Regional priming in Australian English KIT, DRESS and TRAP vowels
thesisposted on 28.03.2022, 13:15 by Michael Stuart Walker
The presence of culturally significant objects has been shown to induce perceptual biases in speech that are consistent with features of the implied dialect. This thesis details a pseudo-replication of Hay and Drager’s (2010) stuffed toy study in an Australian context. 43 participants heard phrases of spoken Australian English (AusE) with a phrase-final word containing either a KIT, DRESS or TRAP target vowel. Each phrase was followed by audio presentation of a continuum consisting of six synthesised variants of the speaker’s target vowel, from New Zealand English (NZE)-like to exaggerated AusE. Participants selected the synthesised variant they believed best matched the speaker’s realisation of the target vowel. Participants were exposed to either one of two priming conditions, established by stuffed toy kiwis (New Zealand) and stuffed toy koalas (Australia), or a control. The priming effect observed in Hay and Drager (2010) was not found.

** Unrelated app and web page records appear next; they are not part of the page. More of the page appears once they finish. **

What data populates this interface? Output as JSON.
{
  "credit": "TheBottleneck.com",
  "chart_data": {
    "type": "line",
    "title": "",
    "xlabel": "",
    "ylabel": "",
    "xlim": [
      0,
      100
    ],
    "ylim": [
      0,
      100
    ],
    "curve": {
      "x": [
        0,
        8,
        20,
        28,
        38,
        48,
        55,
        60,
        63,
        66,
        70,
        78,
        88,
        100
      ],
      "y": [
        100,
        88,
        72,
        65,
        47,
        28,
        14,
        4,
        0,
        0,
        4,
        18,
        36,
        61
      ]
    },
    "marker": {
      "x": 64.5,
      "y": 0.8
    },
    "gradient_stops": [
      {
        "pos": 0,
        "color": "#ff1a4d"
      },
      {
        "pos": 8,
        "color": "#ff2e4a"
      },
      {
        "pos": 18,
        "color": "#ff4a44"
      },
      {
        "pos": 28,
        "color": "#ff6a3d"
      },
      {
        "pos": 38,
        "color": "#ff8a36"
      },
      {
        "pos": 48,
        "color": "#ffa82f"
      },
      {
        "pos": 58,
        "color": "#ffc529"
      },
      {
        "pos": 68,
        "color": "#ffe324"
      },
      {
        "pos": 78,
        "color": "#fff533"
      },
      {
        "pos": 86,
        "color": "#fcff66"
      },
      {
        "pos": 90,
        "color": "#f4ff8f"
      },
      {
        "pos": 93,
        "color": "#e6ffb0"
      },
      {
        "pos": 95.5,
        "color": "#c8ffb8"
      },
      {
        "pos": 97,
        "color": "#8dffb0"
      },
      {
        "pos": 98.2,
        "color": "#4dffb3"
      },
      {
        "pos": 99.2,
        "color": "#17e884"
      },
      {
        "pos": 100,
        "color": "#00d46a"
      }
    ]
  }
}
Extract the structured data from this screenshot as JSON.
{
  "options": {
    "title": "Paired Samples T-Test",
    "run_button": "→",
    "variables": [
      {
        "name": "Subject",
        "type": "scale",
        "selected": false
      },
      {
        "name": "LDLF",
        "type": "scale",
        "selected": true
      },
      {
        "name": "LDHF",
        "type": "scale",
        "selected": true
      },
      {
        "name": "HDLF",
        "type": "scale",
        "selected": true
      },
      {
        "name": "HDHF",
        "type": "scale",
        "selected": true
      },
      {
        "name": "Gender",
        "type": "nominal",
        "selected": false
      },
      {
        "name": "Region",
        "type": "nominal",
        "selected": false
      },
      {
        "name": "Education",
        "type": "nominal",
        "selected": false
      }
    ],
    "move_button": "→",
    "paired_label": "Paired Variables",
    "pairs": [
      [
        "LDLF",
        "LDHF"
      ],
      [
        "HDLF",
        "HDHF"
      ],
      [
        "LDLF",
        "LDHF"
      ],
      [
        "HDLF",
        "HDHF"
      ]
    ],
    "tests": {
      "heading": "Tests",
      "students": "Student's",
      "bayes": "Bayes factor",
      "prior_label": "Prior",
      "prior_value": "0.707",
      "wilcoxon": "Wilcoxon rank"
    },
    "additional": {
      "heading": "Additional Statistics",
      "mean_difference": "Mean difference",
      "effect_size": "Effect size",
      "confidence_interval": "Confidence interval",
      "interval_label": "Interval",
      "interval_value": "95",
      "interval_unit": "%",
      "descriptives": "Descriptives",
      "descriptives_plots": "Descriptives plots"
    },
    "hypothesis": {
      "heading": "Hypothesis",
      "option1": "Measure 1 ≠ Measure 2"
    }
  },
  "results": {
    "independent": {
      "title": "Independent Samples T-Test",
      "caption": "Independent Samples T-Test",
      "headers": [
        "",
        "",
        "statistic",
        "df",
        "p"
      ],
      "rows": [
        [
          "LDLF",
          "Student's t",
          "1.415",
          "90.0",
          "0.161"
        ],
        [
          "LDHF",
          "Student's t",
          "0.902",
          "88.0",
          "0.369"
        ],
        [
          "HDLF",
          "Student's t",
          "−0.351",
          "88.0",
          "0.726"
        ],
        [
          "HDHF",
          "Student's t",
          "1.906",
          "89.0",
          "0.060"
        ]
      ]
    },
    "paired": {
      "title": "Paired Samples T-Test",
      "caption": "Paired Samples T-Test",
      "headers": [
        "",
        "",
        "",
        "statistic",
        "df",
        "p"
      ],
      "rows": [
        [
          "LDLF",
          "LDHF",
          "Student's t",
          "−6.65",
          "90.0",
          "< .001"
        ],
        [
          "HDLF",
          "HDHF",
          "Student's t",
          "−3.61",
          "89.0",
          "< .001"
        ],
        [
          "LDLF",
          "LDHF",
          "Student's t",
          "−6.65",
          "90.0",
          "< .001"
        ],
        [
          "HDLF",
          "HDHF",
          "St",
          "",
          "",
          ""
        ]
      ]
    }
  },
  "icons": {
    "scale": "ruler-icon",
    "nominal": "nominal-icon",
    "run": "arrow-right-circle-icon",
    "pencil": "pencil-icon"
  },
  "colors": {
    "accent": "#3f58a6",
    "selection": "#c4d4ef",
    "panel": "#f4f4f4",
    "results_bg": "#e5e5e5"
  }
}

Token selections did not differ significantly between the two priming conditions, even for participants who had indicated frequent exposure to NZE. It is suggested that the influence of regional priming on speech perception may be more limited than previously thought, however findings also raise questions inherent to the task design itself.